*REQUIRED ACTION*: The answer should be a faithful retyping of the records that follow, pictures excluded.

(Entries from a dataset of interfaces)
__________
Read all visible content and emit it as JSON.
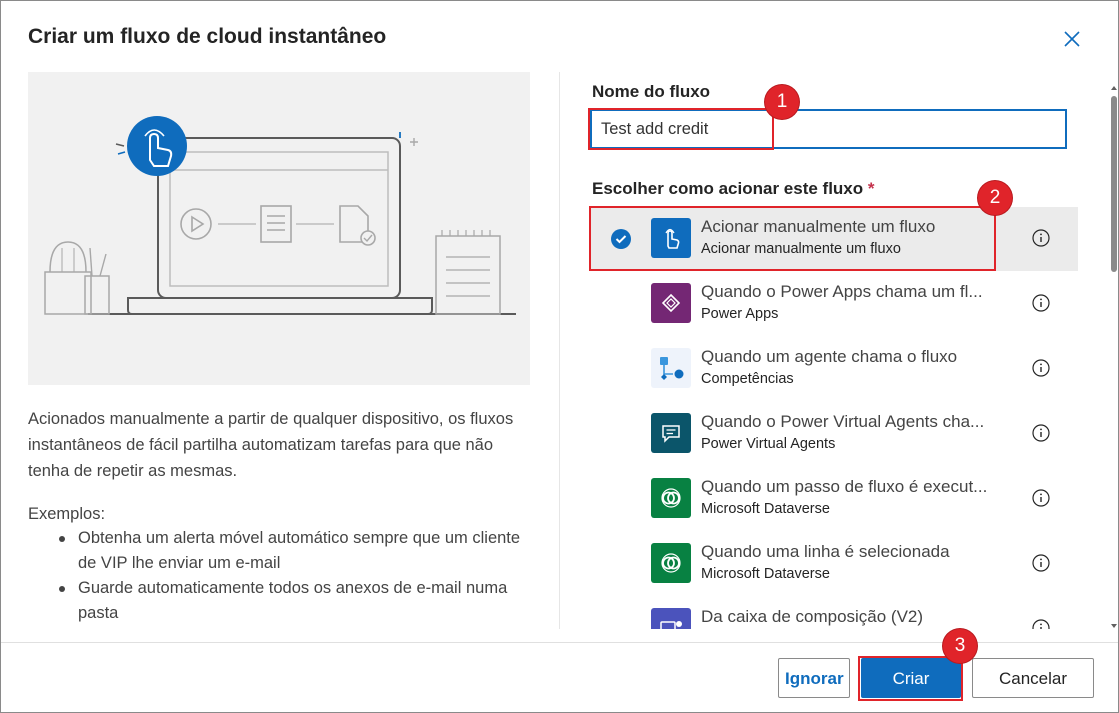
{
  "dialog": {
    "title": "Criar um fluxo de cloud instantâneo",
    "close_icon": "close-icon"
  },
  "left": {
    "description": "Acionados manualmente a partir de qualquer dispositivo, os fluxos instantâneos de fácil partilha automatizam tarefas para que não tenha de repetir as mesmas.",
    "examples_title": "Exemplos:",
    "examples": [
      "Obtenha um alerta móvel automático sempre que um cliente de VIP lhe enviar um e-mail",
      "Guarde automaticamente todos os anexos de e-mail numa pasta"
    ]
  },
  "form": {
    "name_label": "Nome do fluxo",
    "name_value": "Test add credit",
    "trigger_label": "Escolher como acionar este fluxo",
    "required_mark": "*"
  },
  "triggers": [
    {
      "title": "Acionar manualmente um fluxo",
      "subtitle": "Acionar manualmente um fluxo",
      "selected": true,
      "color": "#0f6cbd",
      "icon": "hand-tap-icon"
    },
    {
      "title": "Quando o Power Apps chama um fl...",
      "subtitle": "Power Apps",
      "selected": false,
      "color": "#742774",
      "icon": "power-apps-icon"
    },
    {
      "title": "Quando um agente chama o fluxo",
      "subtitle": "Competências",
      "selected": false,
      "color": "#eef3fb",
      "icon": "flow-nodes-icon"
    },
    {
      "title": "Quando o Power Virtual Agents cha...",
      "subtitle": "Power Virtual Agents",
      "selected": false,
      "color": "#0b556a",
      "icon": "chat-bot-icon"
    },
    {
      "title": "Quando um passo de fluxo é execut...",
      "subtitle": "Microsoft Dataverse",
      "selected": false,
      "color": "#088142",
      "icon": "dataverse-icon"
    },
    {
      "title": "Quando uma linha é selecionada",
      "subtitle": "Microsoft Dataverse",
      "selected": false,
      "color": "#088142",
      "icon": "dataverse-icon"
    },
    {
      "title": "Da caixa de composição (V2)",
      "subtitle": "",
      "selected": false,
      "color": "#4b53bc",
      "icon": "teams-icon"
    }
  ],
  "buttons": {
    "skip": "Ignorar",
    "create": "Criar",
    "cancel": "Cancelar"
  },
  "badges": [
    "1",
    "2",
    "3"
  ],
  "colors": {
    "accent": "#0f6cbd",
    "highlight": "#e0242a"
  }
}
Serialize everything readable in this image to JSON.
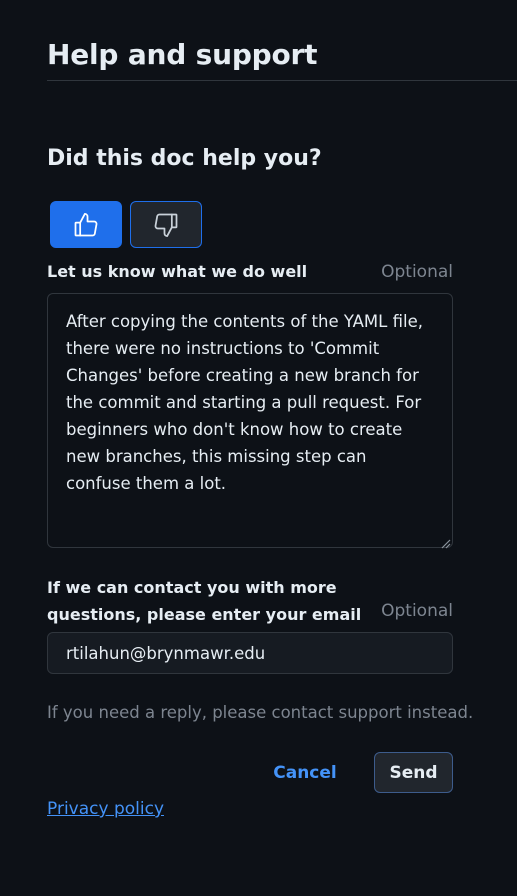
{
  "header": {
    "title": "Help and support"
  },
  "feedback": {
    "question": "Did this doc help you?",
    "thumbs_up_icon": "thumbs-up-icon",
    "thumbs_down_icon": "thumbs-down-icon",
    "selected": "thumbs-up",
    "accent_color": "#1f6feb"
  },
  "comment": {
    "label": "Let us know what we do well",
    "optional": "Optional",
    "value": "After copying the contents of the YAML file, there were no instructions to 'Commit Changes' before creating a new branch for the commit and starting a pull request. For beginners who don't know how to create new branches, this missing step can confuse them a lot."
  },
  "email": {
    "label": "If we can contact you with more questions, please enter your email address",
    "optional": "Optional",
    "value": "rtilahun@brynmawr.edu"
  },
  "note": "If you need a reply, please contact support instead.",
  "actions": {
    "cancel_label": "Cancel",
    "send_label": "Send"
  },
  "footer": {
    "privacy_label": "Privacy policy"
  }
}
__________
*EXPECTED ANSWER*:
Read all visible content and emit it as JSON.
{
  "dialog": {
    "title": "Criar um fluxo de cloud instantâneo",
    "close_icon": "close-icon"
  },
  "left": {
    "description": "Acionados manualmente a partir de qualquer dispositivo, os fluxos instantâneos de fácil partilha automatizam tarefas para que não tenha de repetir as mesmas.",
    "examples_title": "Exemplos:",
    "examples": [
      "Obtenha um alerta móvel automático sempre que um cliente de VIP lhe enviar um e-mail",
      "Guarde automaticamente todos os anexos de e-mail numa pasta"
    ]
  },
  "form": {
    "name_label": "Nome do fluxo",
    "name_value": "Test add credit",
    "trigger_label": "Escolher como acionar este fluxo",
    "required_mark": "*"
  },
  "triggers": [
    {
      "title": "Acionar manualmente um fluxo",
      "subtitle": "Acionar manualmente um fluxo",
      "selected": true,
      "color": "#0f6cbd",
      "icon": "hand-tap-icon"
    },
    {
      "title": "Quando o Power Apps chama um fl...",
      "subtitle": "Power Apps",
      "selected": false,
      "color": "#742774",
      "icon": "power-apps-icon"
    },
    {
      "title": "Quando um agente chama o fluxo",
      "subtitle": "Competências",
      "selected": false,
      "color": "#eef3fb",
      "icon": "flow-nodes-icon"
    },
    {
      "title": "Quando o Power Virtual Agents cha...",
      "subtitle": "Power Virtual Agents",
      "selected": false,
      "color": "#0b556a",
      "icon": "chat-bot-icon"
    },
    {
      "title": "Quando um passo de fluxo é execut...",
      "subtitle": "Microsoft Dataverse",
      "selected": false,
      "color": "#088142",
      "icon": "dataverse-icon"
    },
    {
      "title": "Quando uma linha é selecionada",
      "subtitle": "Microsoft Dataverse",
      "selected": false,
      "color": "#088142",
      "icon": "dataverse-icon"
    },
    {
      "title": "Da caixa de composição (V2)",
      "subtitle": "",
      "selected": false,
      "color": "#4b53bc",
      "icon": "teams-icon"
    }
  ],
  "buttons": {
    "skip": "Ignorar",
    "create": "Criar",
    "cancel": "Cancelar"
  },
  "badges": [
    "1",
    "2",
    "3"
  ],
  "colors": {
    "accent": "#0f6cbd",
    "highlight": "#e0242a"
  }
}
Serialize everything readable in this image to JSON.
{
  "header": {
    "title": "Help and support"
  },
  "feedback": {
    "question": "Did this doc help you?",
    "thumbs_up_icon": "thumbs-up-icon",
    "thumbs_down_icon": "thumbs-down-icon",
    "selected": "thumbs-up",
    "accent_color": "#1f6feb"
  },
  "comment": {
    "label": "Let us know what we do well",
    "optional": "Optional",
    "value": "After copying the contents of the YAML file, there were no instructions to 'Commit Changes' before creating a new branch for the commit and starting a pull request. For beginners who don't know how to create new branches, this missing step can confuse them a lot."
  },
  "email": {
    "label": "If we can contact you with more questions, please enter your email address",
    "optional": "Optional",
    "value": "rtilahun@brynmawr.edu"
  },
  "note": "If you need a reply, please contact support instead.",
  "actions": {
    "cancel_label": "Cancel",
    "send_label": "Send"
  },
  "footer": {
    "privacy_label": "Privacy policy"
  }
}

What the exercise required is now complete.